Poker is a card game of chance and strategy. It requires a lot of logical or critical thinking to count your cards, analyze your opponents, and make the right decision for the next move. It also helps develop focus, concentration and discipline. Poker also teaches players to manage risk and to think about their decisions in terms of expected value. This can help with making smarter decisions in other areas of life, such as investing or business dealings.
Poker can also teach players how to read other players, especially subtle physical tells. This is important because poker is a social game and being able to read your opponents can make all the difference in the outcome of a hand. In addition, poker is a great way to meet people and socialize with other like-minded individuals from all walks of life.

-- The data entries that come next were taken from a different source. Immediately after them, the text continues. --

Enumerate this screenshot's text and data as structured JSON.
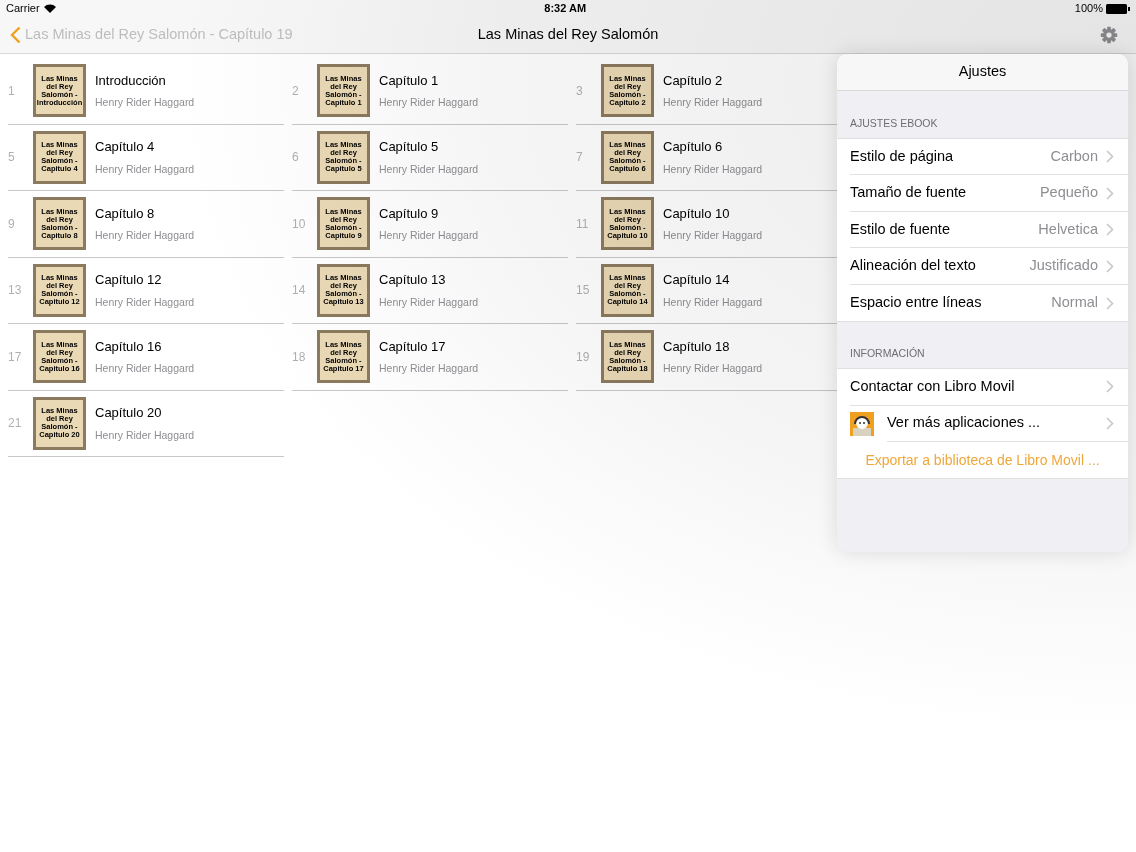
{
  "status_bar": {
    "carrier": "Carrier",
    "time": "8:32 AM",
    "battery": "100%"
  },
  "nav": {
    "back": "Las Minas del Rey Salomón - Capítulo 19",
    "title": "Las Minas del Rey Salomón"
  },
  "chapters": [
    {
      "number": "1",
      "cover": "Las Minas del Rey Salomón - Introducción",
      "title": "Introducción",
      "author": "Henry Rider Haggard"
    },
    {
      "number": "2",
      "cover": "Las Minas del Rey Salomón - Capitulo 1",
      "title": "Capítulo 1",
      "author": "Henry Rider Haggard"
    },
    {
      "number": "3",
      "cover": "Las Minas del Rey Salomón - Capitulo 2",
      "title": "Capítulo 2",
      "author": "Henry Rider Haggard"
    },
    {
      "number": "5",
      "cover": "Las Minas del Rey Salomón - Capitulo 4",
      "title": "Capítulo 4",
      "author": "Henry Rider Haggard"
    },
    {
      "number": "6",
      "cover": "Las Minas del Rey Salomón - Capitulo 5",
      "title": "Capítulo 5",
      "author": "Henry Rider Haggard"
    },
    {
      "number": "7",
      "cover": "Las Minas del Rey Salomón - Capitulo 6",
      "title": "Capítulo 6",
      "author": "Henry Rider Haggard"
    },
    {
      "number": "9",
      "cover": "Las Minas del Rey Salomón - Capitulo 8",
      "title": "Capítulo 8",
      "author": "Henry Rider Haggard"
    },
    {
      "number": "10",
      "cover": "Las Minas del Rey Salomón - Capitulo 9",
      "title": "Capítulo 9",
      "author": "Henry Rider Haggard"
    },
    {
      "number": "11",
      "cover": "Las Minas del Rey Salomón - Capitulo 10",
      "title": "Capítulo 10",
      "author": "Henry Rider Haggard"
    },
    {
      "number": "13",
      "cover": "Las Minas del Rey Salomón - Capitulo 12",
      "title": "Capítulo 12",
      "author": "Henry Rider Haggard"
    },
    {
      "number": "14",
      "cover": "Las Minas del Rey Salomón - Capitulo 13",
      "title": "Capítulo 13",
      "author": "Henry Rider Haggard"
    },
    {
      "number": "15",
      "cover": "Las Minas del Rey Salomón - Capitulo 14",
      "title": "Capítulo 14",
      "author": "Henry Rider Haggard"
    },
    {
      "number": "17",
      "cover": "Las Minas del Rey Salomón - Capitulo 16",
      "title": "Capítulo 16",
      "author": "Henry Rider Haggard"
    },
    {
      "number": "18",
      "cover": "Las Minas del Rey Salomón - Capitulo 17",
      "title": "Capítulo 17",
      "author": "Henry Rider Haggard"
    },
    {
      "number": "19",
      "cover": "Las Minas del Rey Salomón - Capitulo 18",
      "title": "Capítulo 18",
      "author": "Henry Rider Haggard"
    },
    {
      "number": "21",
      "cover": "Las Minas del Rey Salomón - Capitulo 20",
      "title": "Capítulo 20",
      "author": "Henry Rider Haggard"
    }
  ],
  "settings": {
    "title": "Ajustes",
    "sections": [
      {
        "header": "AJUSTES EBOOK",
        "rows": [
          {
            "kind": "value",
            "label": "Estilo de página",
            "value": "Carbon"
          },
          {
            "kind": "value",
            "label": "Tamaño de fuente",
            "value": "Pequeño"
          },
          {
            "kind": "value",
            "label": "Estilo de fuente",
            "value": "Helvetica"
          },
          {
            "kind": "value",
            "label": "Alineación del texto",
            "value": "Justificado"
          },
          {
            "kind": "value",
            "label": "Espacio entre líneas",
            "value": "Normal"
          }
        ]
      },
      {
        "header": "INFORMACIÓN",
        "rows": [
          {
            "kind": "link",
            "label": "Contactar con Libro Movil"
          },
          {
            "kind": "app",
            "label": "Ver más aplicaciones ..."
          },
          {
            "kind": "action",
            "label": "Exportar a biblioteca de Libro Movil ..."
          }
        ]
      }
    ]
  }
}
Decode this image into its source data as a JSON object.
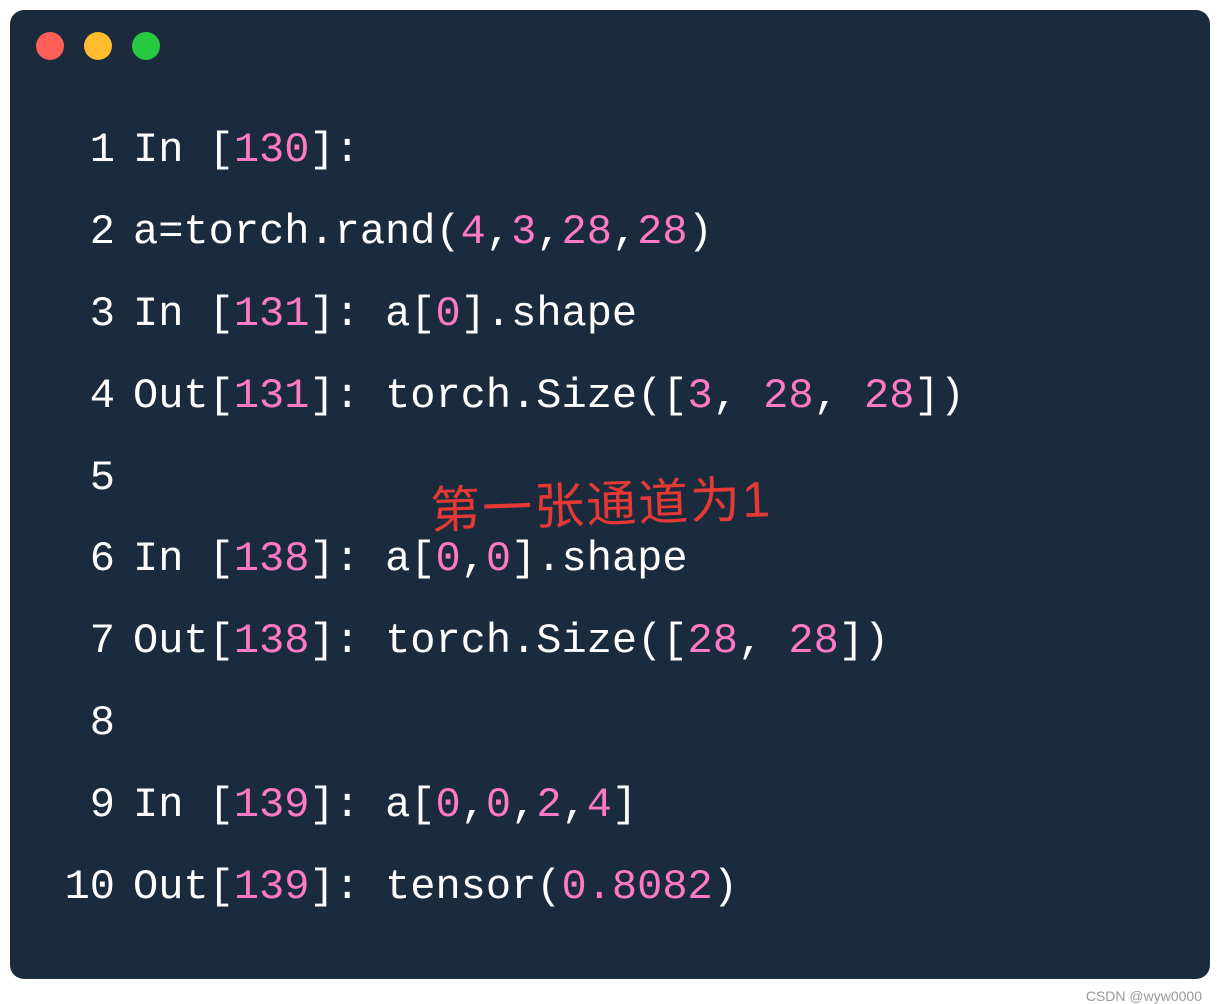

Finally, poker can be an excellent way to relieve stress and frustration. It is not only a fun game to play, but it can help you relax after a long day or week at work. Moreover, playing poker regularly can help reduce the chance of developing degenerative neurological diseases such as Alzheimer’s and dementia. This is because consistent poker play can help your brain to rewire itself and create new neural pathways. This process is called neuroplasticity.